I think the counting process could be used as a construct or an application of a construct if we consider what happens in a student's head during the process.

Posted at Nov 04/2018 03:41PM by Stu 8:
"She" refers to Dr. Roh. I had referenced her earlier before I revised that post.

Posted at Nov 04/2018 06:03PM by Stu 1:
I am struggling to understand what Dr. Roh means by the logical structure of the definition. Does any one have any insights? I am thinking this may have something to do with quantifiers and the order of the quantifiers within the inequality?

Posted at Nov 04/2018 06:27PM by Stu 3:
THe paper talks about the different way students interpret “for any epsilon-strip”. Some understood it as there had to be one, some understood it had to be for any selected one, ... Her categorization is (at least partially) based on how they understand that phrase.

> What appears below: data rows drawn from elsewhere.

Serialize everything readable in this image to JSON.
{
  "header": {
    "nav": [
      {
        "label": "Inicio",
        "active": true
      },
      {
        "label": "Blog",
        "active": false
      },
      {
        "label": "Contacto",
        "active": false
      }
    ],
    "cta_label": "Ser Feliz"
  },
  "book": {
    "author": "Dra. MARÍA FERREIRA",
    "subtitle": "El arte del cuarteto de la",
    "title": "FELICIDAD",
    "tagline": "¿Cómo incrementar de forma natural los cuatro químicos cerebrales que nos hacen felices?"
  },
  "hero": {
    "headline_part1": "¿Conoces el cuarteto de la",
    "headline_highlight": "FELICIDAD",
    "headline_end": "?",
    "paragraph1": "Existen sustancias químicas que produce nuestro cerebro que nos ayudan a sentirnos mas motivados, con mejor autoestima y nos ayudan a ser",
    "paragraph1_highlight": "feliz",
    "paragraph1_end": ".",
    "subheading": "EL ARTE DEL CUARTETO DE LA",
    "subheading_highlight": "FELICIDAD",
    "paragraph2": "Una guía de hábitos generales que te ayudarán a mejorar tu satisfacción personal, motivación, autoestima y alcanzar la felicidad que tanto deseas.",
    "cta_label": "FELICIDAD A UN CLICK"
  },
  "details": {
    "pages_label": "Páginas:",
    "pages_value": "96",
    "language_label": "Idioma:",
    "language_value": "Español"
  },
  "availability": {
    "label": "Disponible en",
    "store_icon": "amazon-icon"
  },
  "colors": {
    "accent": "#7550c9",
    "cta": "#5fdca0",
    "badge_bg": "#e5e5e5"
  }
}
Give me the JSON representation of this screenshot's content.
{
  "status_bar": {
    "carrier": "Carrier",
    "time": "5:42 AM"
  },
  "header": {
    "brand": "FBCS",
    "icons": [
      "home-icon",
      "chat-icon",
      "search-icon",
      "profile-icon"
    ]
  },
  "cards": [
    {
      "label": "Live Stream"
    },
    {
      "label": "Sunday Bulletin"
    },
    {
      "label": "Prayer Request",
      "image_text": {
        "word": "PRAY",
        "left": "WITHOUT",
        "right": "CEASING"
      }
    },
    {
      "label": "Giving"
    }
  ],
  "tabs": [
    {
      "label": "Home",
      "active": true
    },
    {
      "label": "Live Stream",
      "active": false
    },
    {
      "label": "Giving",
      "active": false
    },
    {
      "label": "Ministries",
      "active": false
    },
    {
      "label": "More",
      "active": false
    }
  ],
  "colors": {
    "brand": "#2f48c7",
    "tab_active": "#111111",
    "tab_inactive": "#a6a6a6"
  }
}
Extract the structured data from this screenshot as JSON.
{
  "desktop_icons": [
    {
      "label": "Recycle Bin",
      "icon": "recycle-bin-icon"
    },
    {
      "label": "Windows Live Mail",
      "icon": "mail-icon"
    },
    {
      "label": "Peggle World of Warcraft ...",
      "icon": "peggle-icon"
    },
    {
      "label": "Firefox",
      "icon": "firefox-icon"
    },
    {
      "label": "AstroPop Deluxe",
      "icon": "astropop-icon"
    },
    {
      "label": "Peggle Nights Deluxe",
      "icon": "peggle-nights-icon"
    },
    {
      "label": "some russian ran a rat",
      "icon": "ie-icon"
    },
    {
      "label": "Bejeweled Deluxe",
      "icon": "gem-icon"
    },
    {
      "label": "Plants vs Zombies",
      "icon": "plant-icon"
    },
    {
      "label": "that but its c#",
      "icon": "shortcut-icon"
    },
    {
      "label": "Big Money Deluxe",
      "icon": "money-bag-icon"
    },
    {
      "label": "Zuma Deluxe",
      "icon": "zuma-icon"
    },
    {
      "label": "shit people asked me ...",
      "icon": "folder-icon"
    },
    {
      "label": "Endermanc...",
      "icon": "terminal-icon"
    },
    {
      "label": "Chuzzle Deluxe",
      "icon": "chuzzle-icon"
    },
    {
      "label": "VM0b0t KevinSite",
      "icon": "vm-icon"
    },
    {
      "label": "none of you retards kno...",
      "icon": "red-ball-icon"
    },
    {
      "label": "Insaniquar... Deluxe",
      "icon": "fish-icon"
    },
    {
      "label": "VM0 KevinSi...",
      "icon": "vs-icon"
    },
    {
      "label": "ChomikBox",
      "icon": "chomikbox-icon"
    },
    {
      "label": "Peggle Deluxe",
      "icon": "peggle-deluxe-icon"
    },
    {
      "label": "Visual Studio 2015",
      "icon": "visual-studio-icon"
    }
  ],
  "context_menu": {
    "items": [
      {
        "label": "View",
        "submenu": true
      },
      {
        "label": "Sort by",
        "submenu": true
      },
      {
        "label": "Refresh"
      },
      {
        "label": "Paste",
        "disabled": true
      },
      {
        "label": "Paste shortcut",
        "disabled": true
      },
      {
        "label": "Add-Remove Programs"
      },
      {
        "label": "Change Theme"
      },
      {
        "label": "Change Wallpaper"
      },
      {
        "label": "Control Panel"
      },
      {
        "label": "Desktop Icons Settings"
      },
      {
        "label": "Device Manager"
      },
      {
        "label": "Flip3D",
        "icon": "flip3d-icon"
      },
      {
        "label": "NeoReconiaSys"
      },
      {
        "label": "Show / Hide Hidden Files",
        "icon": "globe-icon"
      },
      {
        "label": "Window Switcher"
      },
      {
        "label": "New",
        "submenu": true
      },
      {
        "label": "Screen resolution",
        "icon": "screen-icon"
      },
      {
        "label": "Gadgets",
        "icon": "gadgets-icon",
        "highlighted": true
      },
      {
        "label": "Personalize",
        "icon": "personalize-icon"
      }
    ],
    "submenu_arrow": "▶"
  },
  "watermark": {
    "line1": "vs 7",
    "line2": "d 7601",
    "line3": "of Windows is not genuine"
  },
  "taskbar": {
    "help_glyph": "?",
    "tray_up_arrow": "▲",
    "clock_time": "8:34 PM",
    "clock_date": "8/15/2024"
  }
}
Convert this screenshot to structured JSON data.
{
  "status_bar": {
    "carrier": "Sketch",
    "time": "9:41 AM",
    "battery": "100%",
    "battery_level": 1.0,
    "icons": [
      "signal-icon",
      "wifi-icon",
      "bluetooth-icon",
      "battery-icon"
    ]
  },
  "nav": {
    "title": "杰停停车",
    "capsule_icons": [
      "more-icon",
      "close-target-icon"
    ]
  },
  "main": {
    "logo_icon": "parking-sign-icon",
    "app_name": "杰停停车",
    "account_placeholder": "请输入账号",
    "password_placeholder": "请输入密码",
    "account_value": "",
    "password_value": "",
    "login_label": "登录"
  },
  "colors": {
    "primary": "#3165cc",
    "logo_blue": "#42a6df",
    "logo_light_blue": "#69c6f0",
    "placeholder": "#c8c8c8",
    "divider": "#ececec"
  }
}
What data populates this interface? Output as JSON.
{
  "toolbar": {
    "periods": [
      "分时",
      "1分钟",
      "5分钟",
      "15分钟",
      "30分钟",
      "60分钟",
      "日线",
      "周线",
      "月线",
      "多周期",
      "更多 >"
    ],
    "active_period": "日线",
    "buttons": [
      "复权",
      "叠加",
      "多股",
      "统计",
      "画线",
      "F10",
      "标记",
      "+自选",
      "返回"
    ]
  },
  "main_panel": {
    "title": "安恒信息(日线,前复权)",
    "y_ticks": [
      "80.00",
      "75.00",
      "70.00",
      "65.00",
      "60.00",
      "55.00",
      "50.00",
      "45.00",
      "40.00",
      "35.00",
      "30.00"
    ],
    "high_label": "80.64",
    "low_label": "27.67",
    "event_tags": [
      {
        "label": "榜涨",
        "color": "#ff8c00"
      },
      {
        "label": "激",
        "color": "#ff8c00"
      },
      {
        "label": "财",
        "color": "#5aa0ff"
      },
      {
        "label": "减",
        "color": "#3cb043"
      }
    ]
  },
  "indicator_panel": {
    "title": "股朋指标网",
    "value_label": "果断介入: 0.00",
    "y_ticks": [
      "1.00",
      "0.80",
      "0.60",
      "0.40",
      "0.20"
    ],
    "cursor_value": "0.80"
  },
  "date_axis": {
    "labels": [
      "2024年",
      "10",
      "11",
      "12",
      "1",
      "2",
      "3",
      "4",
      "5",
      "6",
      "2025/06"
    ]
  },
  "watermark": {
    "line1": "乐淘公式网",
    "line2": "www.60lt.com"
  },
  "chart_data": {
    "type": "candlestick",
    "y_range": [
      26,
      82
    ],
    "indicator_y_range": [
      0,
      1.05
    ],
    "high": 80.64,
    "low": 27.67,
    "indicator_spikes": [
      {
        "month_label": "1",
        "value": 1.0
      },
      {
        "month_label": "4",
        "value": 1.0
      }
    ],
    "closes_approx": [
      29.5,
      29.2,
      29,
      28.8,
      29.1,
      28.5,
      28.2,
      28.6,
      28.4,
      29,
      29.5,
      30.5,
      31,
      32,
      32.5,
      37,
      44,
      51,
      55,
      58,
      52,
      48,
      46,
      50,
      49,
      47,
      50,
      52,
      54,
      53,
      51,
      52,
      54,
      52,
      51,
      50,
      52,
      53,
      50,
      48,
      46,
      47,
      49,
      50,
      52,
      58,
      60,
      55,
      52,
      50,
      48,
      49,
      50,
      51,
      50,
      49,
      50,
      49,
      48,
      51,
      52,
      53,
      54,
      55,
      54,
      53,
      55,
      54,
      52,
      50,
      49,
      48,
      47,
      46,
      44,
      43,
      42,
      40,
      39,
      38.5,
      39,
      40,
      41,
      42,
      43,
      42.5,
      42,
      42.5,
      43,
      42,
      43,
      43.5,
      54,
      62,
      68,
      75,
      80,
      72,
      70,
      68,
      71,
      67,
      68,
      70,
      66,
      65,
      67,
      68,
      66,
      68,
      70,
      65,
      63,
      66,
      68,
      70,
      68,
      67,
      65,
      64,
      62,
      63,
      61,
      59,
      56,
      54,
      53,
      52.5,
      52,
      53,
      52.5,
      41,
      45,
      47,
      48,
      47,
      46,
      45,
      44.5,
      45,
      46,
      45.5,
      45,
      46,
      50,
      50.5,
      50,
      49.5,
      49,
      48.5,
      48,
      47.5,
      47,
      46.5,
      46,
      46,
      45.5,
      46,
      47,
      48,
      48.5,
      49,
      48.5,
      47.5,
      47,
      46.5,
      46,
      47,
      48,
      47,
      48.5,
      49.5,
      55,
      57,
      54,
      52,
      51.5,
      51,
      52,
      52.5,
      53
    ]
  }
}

I think the logical structure of the definition has to do with how the student understood the meaning of “for any epsilon strip”.

Posted at Nov 04/2018 07:27PM by Stu 7:
I think it might also refers to the components such as the hypothesis and the predicate in an if/then statement

Posted at Nov 05/2018 03:37PM by Stu 1:
I would like everyone to know the epiphany I thought I had yesterday was no epiphany! :) Many of you have asked me about it and I too am still struggling with the concepts of Dr. Roh's paper. I will mention that reading the paper Pat sent this morning did help me understand the assigned paper on a deeper level. Thanks Pat!